In 2018, Joanna received the Canadian Institute of Transportation Engineers (ITE) H. Robert Burton Distinguished Service Award for her work and leadership with ITE and in the transportation field over the last 30 years. She has held a number of key executive positions within ITE; she was the first woman to be elected to the Canadian District Executive, was the first woman President of CITE, and member of the ITE International Board. She continues to work on ITE International Committees and is a Fellow of ITE. She is a Leadership Advisor for the University of Waterloo’s Toronto Alumni Chapter and on the Advisory Board of Turkstra Chair in Civil Engineering at the University of Waterloo. Joanna is a member of the Women’s Leadership Team as part of the Urban Land Institute, Toronto Chapter. Joanna just completed her graduate diploma in public administration at Western University, with research on the governance of transit building and transit oriented development. 

Photo of Michael Murray
Michael Murray
Murray Advisory Services

Mike Murray is a senior executive with extensive public, private and not-for-profit sector experience, including significant leadership roles in municipal government. Over his career, he has focussed on helping to create inclusive, thriving and sustainable communities, and he currently has a private consulting practice providing strategic advice to a variety of organizations.  Mike recently completed a term as the inaugural Douglas Wright Engineer-in-Residence in the Department of Civil and Environmental Engineering at the University of Waterloo.

Mike spent much of his career with the Regional Municipality of Waterloo, including 16 years as the Region’s Chief Administrative Officer, reporting directly to the elected Regional Council.  In his role as CAO, he led a team of over 3,000 people, with a budget of over $1 billion, serving one of the fastest growing regions in Canada.  He had overall responsibility for all of the Region’s functions including Social Services and Public Health; Transportation and Environmental Services; Planning, Development and Cultural Services, and all related corporate support functions.

Before joining the Region, Mike worked as a consulting engineer, mainly in northern and western Canada where he was involved in the planning, design and construction of numerous water and wastewater treatment facilities. Mike has also been involved in several international projects including projects in Brazil (groundwater protection), China (environmental sustainability) and Ukraine (regional governance development).

Throughout his career Mike has fostered collaborative working relationships with diverse stakeholder groups. He was a founding member of the Waterloo Region Immigrant Employment Network, Waterloo Region Tourism Marketing Corporation, and the Creative Enterprise Initiative.
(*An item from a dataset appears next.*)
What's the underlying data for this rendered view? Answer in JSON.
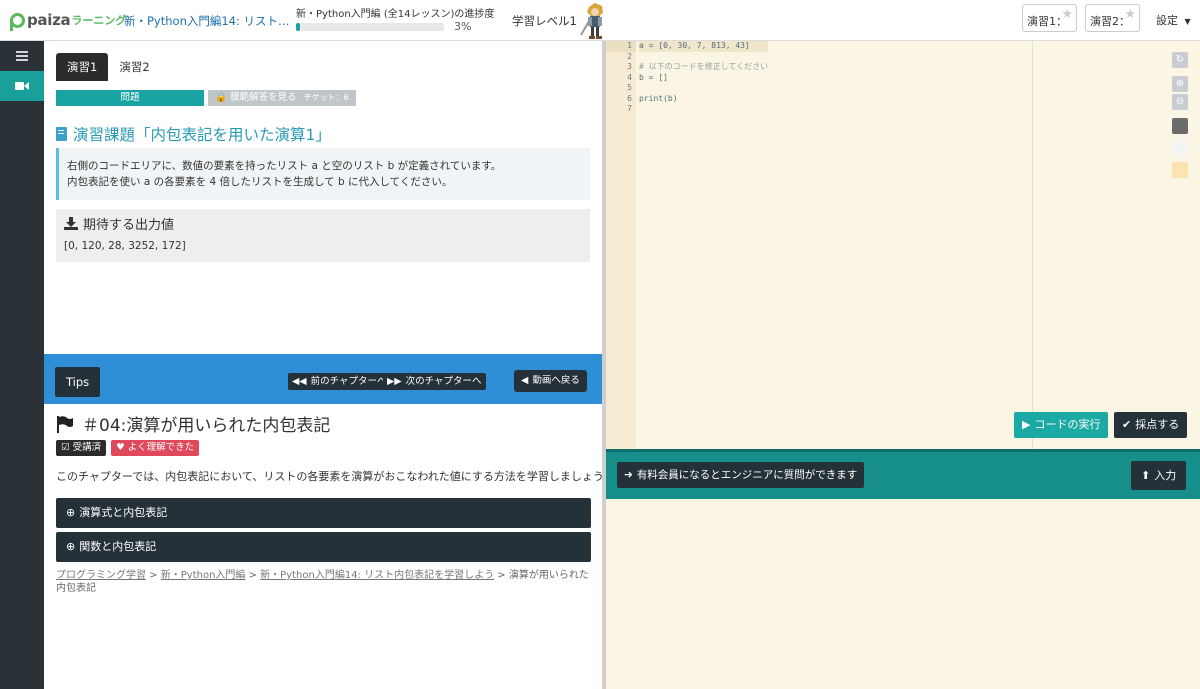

Mike also served on the Central Ontario Smart Growth Panel, and on the Boards of numerous industry associations and not-for-profit organizations including The Kitchener and Waterloo Community Foundation, Canada’s Technology Triangle Inc., and the Canadian Urban Institute.

Mike has a Bachelor’s Degree in Chemical Engineering from McMaster University and a Master’s Degree in Civil/Environmental Engineering from the University of Toronto. Mike loves all things outdoors, and one of his greatest passions is wilderness whitewater canoe tripping.

Please note: This session will be recorded with permission of the speakers and moderator and will be posted to view on the Alumni Speaker Playlist on the Waterloo Engineering YouTube Channel after the live session. Viewers do not have permission to record the session.